The Friday afternoon session of the Festival ended with a lively roundtable discussion with Dan Gediman, Dorothy Herrmann, Anna Celenza, Christopher Husted, Angel Gil-Ordonez, Joseph Horowitz, and Neil Lerner, Professor of Musicology at Davidson College in North Carolina. It was here that the question was first raised about the continuing unavailability of some Herrmann score manuscripts and original soundtrack recordings, a theme that would recur throughout the weekend. The most knowledgeable person on this subject was Husted, whose grim recounting of the sad and twisted details was leavened with a dry wit and a few hopeful signs — for instance, his ability to obtain the materials needed to reconstruct the music for the Corwin radio plays and the concert suite from Psycho (about which, read on).
Part two of Friday’s festivities was held in the evening at the same location and began with a presentation by Gediman about the Corwin/Herrmann partnership, which resulted in dozens of outstanding radio plays. He used numerous excerpts to illustrate Herrmann’s intuitive grasp of how music can ideally complement storytelling — by offering commentary and counterpoint, rather than simply hammering home plot points for emphasis. The GU Orchestra and Gil-Ordonez were on hand again to play parts of the “Untitled” score without the actors, so that the music could be appreciated on its own. I’m sure I’m not the only audience member who immediately thought, “I must have a recording of this radio play, and it must include an isolated score!”
Gediman spent much of his time rightly focusing on two other Corwin/Herrmann plays that made a tremendous impact when first heard. “We Hold These Truths” was a rousing celebration of the 150th anniversary of the signing of the Bill of Rights. The week before it was scheduled to be broadcast in December 1941, the Japanese attacked Pearl Harbor and the United States was suddenly in the war. Corwin quickly rewrote the script to reflect this development, and the revised production was the first to be heard on all four radio networks, by an estimated 63 million people — half the population of the country at that time.
It is not too much to say that “We Hold These Truths” helped America process Pearl Harbor and come together after that tragedy in a way that no medium can still do today in this time of endlessly fragmented audiences (I had occasion to hear the author himself express this thought when I interviewed Corwin shortly after 9/11). Herrmann’s music plays a major role in the play, striking just the right note: proud, patriotic, hopeful and elegiac all at once.
The second major Corwin/Herrmann collaboration that Gediman examined was “On a Note of Triumph,” perhaps the most famous broadcast of World War II. It managed the tricky task of celebrating VE Day (Victory in Europe) while acknowledging the sacrifices that still lay ahead to win the war in the Pacific. The musically straightforward yet emotionally layered score by Herrmann goes a long way toward selling that difficult proposition. The play is one of the high-water marks of the art of radio, right up there with Welles’ “War of the Worlds” — for which, coincidentally, Herrmann also provided the music. He almost always worked with the best.

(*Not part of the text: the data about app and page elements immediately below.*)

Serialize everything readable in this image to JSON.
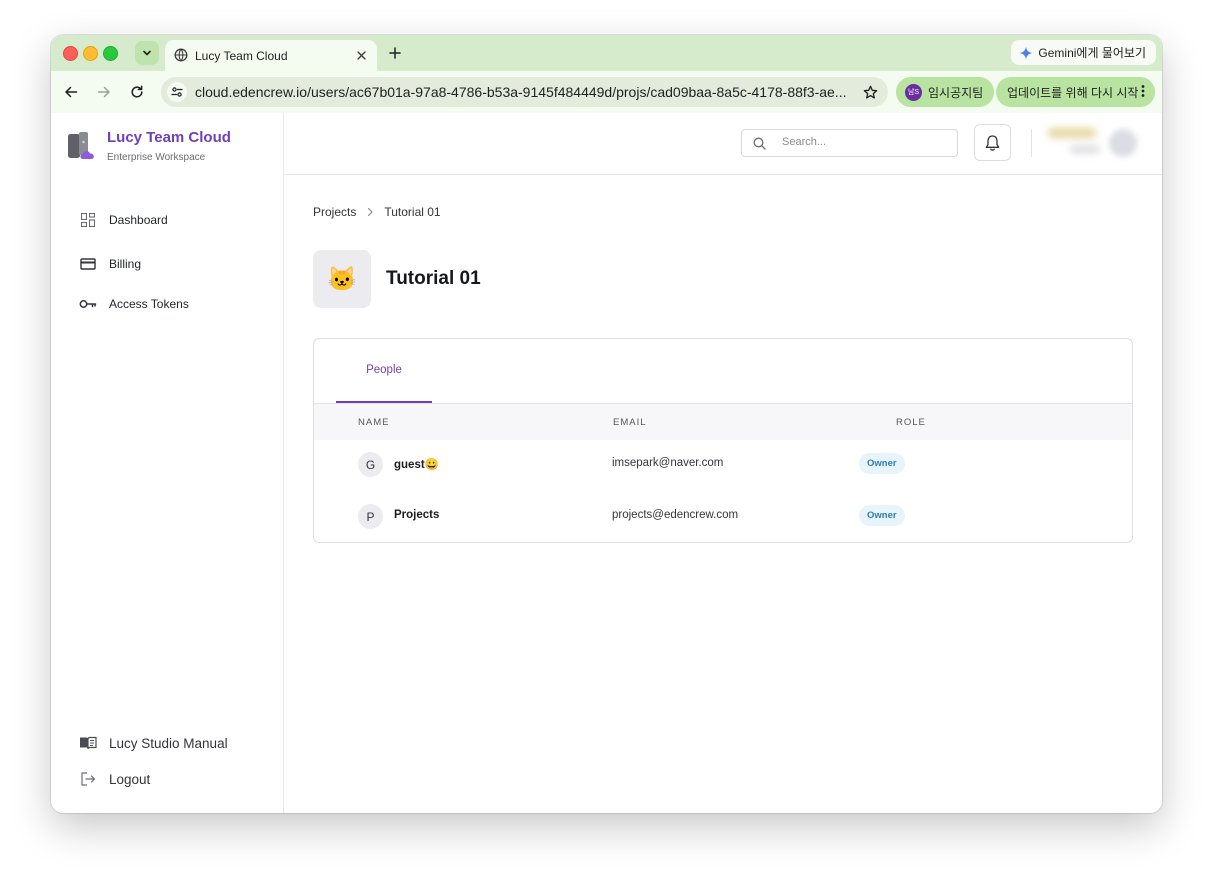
{
  "browser": {
    "tab_title": "Lucy Team Cloud",
    "url": "cloud.edencrew.io/users/ac67b01a-97a8-4786-b53a-9145f484449d/projs/cad09baa-8a5c-4178-88f3-ae...",
    "gemini_label": "Gemini에게 물어보기",
    "profile_initials": "남S",
    "profile_label": "임시공지팀",
    "update_label": "업데이트를 위해 다시 시작"
  },
  "sidebar": {
    "brand_title": "Lucy Team Cloud",
    "brand_subtitle": "Enterprise Workspace",
    "items": [
      {
        "label": "Dashboard",
        "icon": "dashboard-icon"
      },
      {
        "label": "Billing",
        "icon": "credit-card-icon"
      },
      {
        "label": "Access Tokens",
        "icon": "key-icon"
      }
    ],
    "footer": [
      {
        "label": "Lucy Studio Manual",
        "icon": "book-icon"
      },
      {
        "label": "Logout",
        "icon": "logout-icon"
      }
    ]
  },
  "header": {
    "search_placeholder": "Search..."
  },
  "breadcrumb": {
    "parent": "Projects",
    "current": "Tutorial 01"
  },
  "project": {
    "icon": "🐱",
    "title": "Tutorial 01"
  },
  "people": {
    "tab_label": "People",
    "columns": [
      "NAME",
      "EMAIL",
      "ROLE"
    ],
    "rows": [
      {
        "initial": "G",
        "name": "guest😀",
        "email": "imsepark@naver.com",
        "role": "Owner"
      },
      {
        "initial": "P",
        "name": "Projects",
        "email": "projects@edencrew.com",
        "role": "Owner"
      }
    ]
  },
  "colors": {
    "accent": "#7040b8",
    "badge_bg": "#e8f4fb",
    "badge_text": "#2a7fb3",
    "browser_frame": "#d6ebcc"
  }
}
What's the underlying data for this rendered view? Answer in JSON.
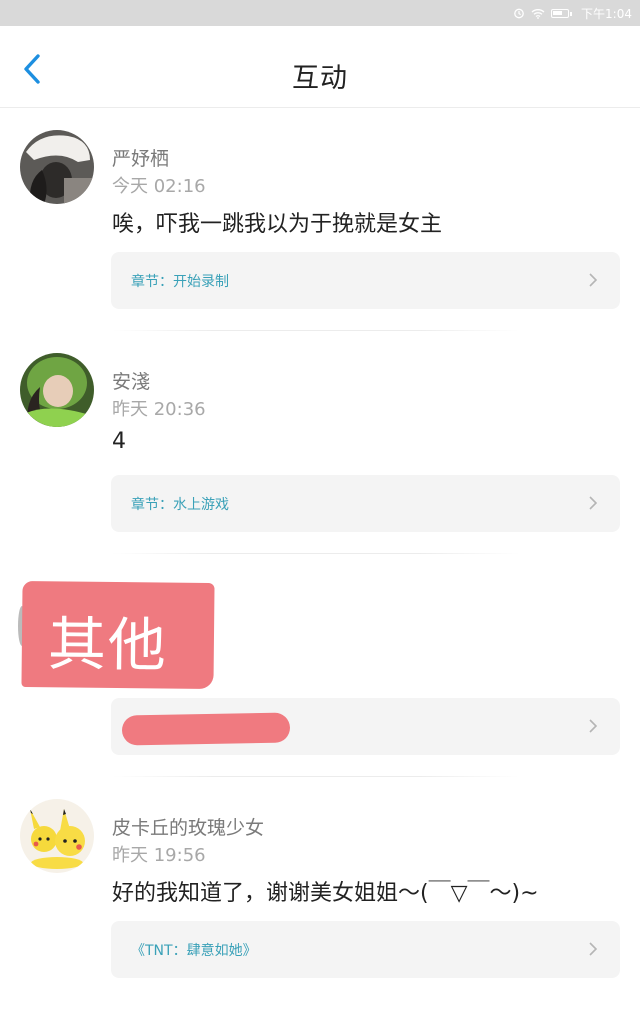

Next up on Friday evening, Husted told the story of the CBS Symphony…
[And here, I’m afraid, my original coverage of this amazing weekend came to an all-too-abrupt end, as I returned to an extremely busy time at work, and the finer details of the Bernard Herrmann Festival gradually faded from my memory, leaving me unable to sustain the same level of analysis. Unfortunately, the above report doesn’t even quite get through the first day of the Festival, and the other two days were very different and equally exciting. Perhaps someday I can return to this account and complete it appropriately.]